Convertibility agreement would be symbolic of growing trade ties and reduce transaction costs for exporters.

Will all the chess pieces be in place within the next week in time for China to announce full convertibility of the New Zealand dollar into the renminbi during the Prime Minister's visit?

That's the big question as John Key prepares to leave for Beijing late Monday night for what will be his fifth official visit since becoming Prime Minister in late 2008.

While there will be an element of symbolism to any convertibility deal, the rapidly mounting two-way trade between New Zealand and China means it makes sense for this country to follow in Australia's footsteps and notch a convertibility deal.

Such a deal has the potential to reduce the transactional costs for exporters and bring an element of certainty to the currency side of deals as New Zealand and Chinese firms trading with each other will not have to first convert currency into US dollars and then on into either renminbi or New Zealand dollars.


Expectations that China and New Zealand are close to announcing a deal were heightened by a recent visit by the deputy governor of the People's Bank of China, Madame Hu Xiaolian, to New Zealand.

Hu - who had been officially invited to New Zealand as this year's Prime Minister's fellow from China - is one of that country's most powerful officials.

Officially she is in charge of monetary policy at the People's Bank, which is a huge brief given the size of the Chinese economy.

While in New Zealand Hu made presentations to predominantly academic audiences on the future prospects for the internationalisation of the RMB and China's monetary policy framework and attended a briefing with key members of the financial sector hosted by the NZ China Council.

The question of just when China will announce full convertibility of the New Zealand dollar with the RMB was inevitably raised during the Hu meetings.

She is understood to have played a cautious hand.

But behind the scenes there has been action aplenty since President Xi Jinping gave tacit approval for policy work to begin on a deal during his meeting with Key at last year's Boao forum.

Before the Boao meeting, Key had put full convertibility at the top of his priority list with China.

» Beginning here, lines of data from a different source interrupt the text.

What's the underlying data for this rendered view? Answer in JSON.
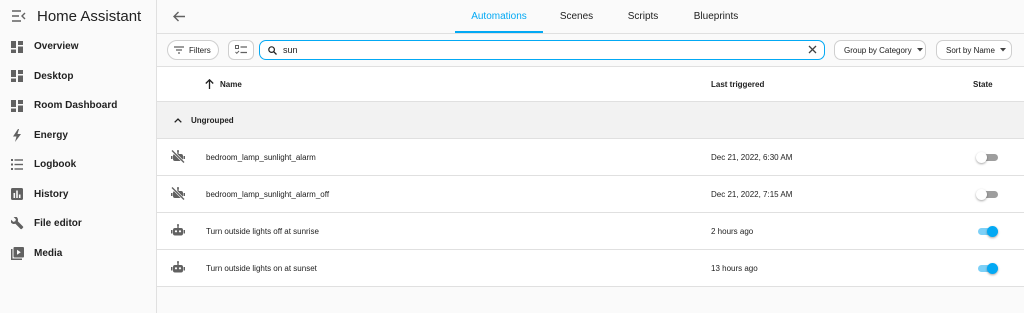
{
  "app": {
    "title": "Home Assistant"
  },
  "sidebar": {
    "items": [
      {
        "label": "Overview",
        "icon": "overview-icon"
      },
      {
        "label": "Desktop",
        "icon": "dashboard-icon"
      },
      {
        "label": "Room Dashboard",
        "icon": "dashboard-icon"
      },
      {
        "label": "Energy",
        "icon": "lightning-icon"
      },
      {
        "label": "Logbook",
        "icon": "list-icon"
      },
      {
        "label": "History",
        "icon": "chart-bar-icon"
      },
      {
        "label": "File editor",
        "icon": "wrench-icon"
      },
      {
        "label": "Media",
        "icon": "play-box-icon"
      }
    ]
  },
  "tabs": [
    {
      "label": "Automations",
      "active": true
    },
    {
      "label": "Scenes",
      "active": false
    },
    {
      "label": "Scripts",
      "active": false
    },
    {
      "label": "Blueprints",
      "active": false
    }
  ],
  "toolbar": {
    "filters_label": "Filters",
    "search_value": "sun",
    "group_label": "Group by Category",
    "sort_label": "Sort by Name"
  },
  "table": {
    "headers": {
      "name": "Name",
      "last_triggered": "Last triggered",
      "state": "State"
    },
    "group": {
      "label": "Ungrouped"
    },
    "rows": [
      {
        "name": "bedroom_lamp_sunlight_alarm",
        "last_triggered": "Dec 21, 2022, 6:30 AM",
        "enabled": false,
        "icon": "robot-off-icon"
      },
      {
        "name": "bedroom_lamp_sunlight_alarm_off",
        "last_triggered": "Dec 21, 2022, 7:15 AM",
        "enabled": false,
        "icon": "robot-off-icon"
      },
      {
        "name": "Turn outside lights off at sunrise",
        "last_triggered": "2 hours ago",
        "enabled": true,
        "icon": "robot-icon"
      },
      {
        "name": "Turn outside lights on at sunset",
        "last_triggered": "13 hours ago",
        "enabled": true,
        "icon": "robot-icon"
      }
    ]
  },
  "colors": {
    "accent": "#03a9f4",
    "text": "#212121",
    "icon": "#616161"
  }
}
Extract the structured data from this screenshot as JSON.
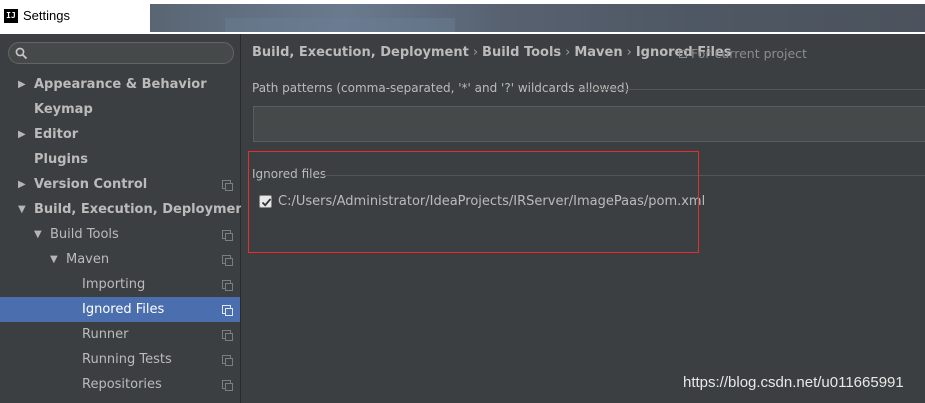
{
  "window": {
    "title": "Settings",
    "app_icon_text": "IJ"
  },
  "search": {
    "placeholder": ""
  },
  "sidebar": {
    "items": [
      {
        "label": "Appearance & Behavior",
        "arrow": "▶",
        "bold": true
      },
      {
        "label": "Keymap",
        "arrow": "",
        "bold": true
      },
      {
        "label": "Editor",
        "arrow": "▶",
        "bold": true
      },
      {
        "label": "Plugins",
        "arrow": "",
        "bold": true
      },
      {
        "label": "Version Control",
        "arrow": "▶",
        "bold": true
      },
      {
        "label": "Build, Execution, Deployment",
        "arrow": "▼",
        "bold": true
      },
      {
        "label": "Build Tools",
        "arrow": "▼",
        "bold": false
      },
      {
        "label": "Maven",
        "arrow": "▼",
        "bold": false
      },
      {
        "label": "Importing",
        "arrow": "",
        "bold": false
      },
      {
        "label": "Ignored Files",
        "arrow": "",
        "bold": false,
        "selected": true
      },
      {
        "label": "Runner",
        "arrow": "",
        "bold": false
      },
      {
        "label": "Running Tests",
        "arrow": "",
        "bold": false
      },
      {
        "label": "Repositories",
        "arrow": "",
        "bold": false
      }
    ]
  },
  "breadcrumb": {
    "items": [
      "Build, Execution, Deployment",
      "Build Tools",
      "Maven",
      "Ignored Files"
    ],
    "separator": "›",
    "scope": "For current project"
  },
  "path_patterns": {
    "label": "Path patterns (comma-separated, '*' and '?' wildcards allowed)",
    "value": ""
  },
  "ignored_files": {
    "label": "Ignored files",
    "files": [
      {
        "path": "C:/Users/Administrator/IdeaProjects/IRServer/ImagePaas/pom.xml",
        "checked": true
      }
    ]
  },
  "watermark": "https://blog.csdn.net/u011665991",
  "colors": {
    "panel_bg": "#3c3f41",
    "selection": "#4b6eaf",
    "highlight_border": "#e03030",
    "text": "#bbbbbb"
  }
}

It's fair to say, the Prime Minister had been miffed that Australia had stolen a march on New Zealand on this score.


On his way up to the forum he had read a Treasury briefing and became more bullish on the issue after being placed next to one of the most powerful of China's Cabinet ministers - Xu Shaoshi, who chairs the National Development and Reform Commission - at a luncheon hosted by the President for visiting leaders.

The People's Bank of China granted licences to Westpac and ANZ to be the market makers in the direct trade of the Australia dollar and the renminbi.

And it is expected that both ANZ and Westpac will also be market makers when New Zealand follows the Australian model.

But there is also a possibility that a third player will be invited into the mix.

Speculation in financial circles is that additional player could be the Industrial and Commercial Bank of China which last month officially opened its New Zealand branch in Auckland.

ICBC chairman Jiang Jianqing did not directly allude to full convertibility during his official launch speech but he did indicate an expectation that ICBC NZ would quickly be a significant player as two-way investment between the two countries grows on the back of the fact that China is now New Zealand's largest trading partner.

ICBC NZ's board is chaired by former Reserve Bank Governor Don Brash.

Key is understood to have had a private meeting with Jiang during his visit.

It will be a coup if both country's respective officials can manage to get the deal in place in time for the Prime Minister's visit. Particularly as the policy work and approvals would have had to be given within a substantially shorter timeframe than it took for Australia to get its own arrangements in place.

Key's trip has long been portrayed as an opportunity to heal any lingering wounds over last year's botulism scare which strongly affected the credibility of the New Zealand dairy brand within China.

The scare turned out to be the upshot of a false-positive test.

But the discussions on convertibility of the respective currencies make clear the relationship is much larger than simply a dairy play.

That said it is true to say the botulism scare did cast a shadow over dairy co-operative Fonterra's exports to China. In particular, the base infant formula which it made under contract for major players like Danone which markets the Dumex brand in China, and, Nutricea with its Karicare brand.

The topic will also be to the forefront during discussions that the Prime Minister will hold with the Chinese leadership and in side-talks with Fonterra and its counter-parties. And during a meeting with many of the NZ infant formula manufacturers and their buyers who are travelling to Beijing to leverage Key's visit to rebuild confidence in their products.

Key will also endeavour to reassure Chinese consumers as to the safety of New Zealand's dairy products in what is possibly another "first", a press conference that he will hold with domestic media to explain the steps the Government has taken to strengthen food safety requirements.

The omens from the Chinese side for this visit are positive.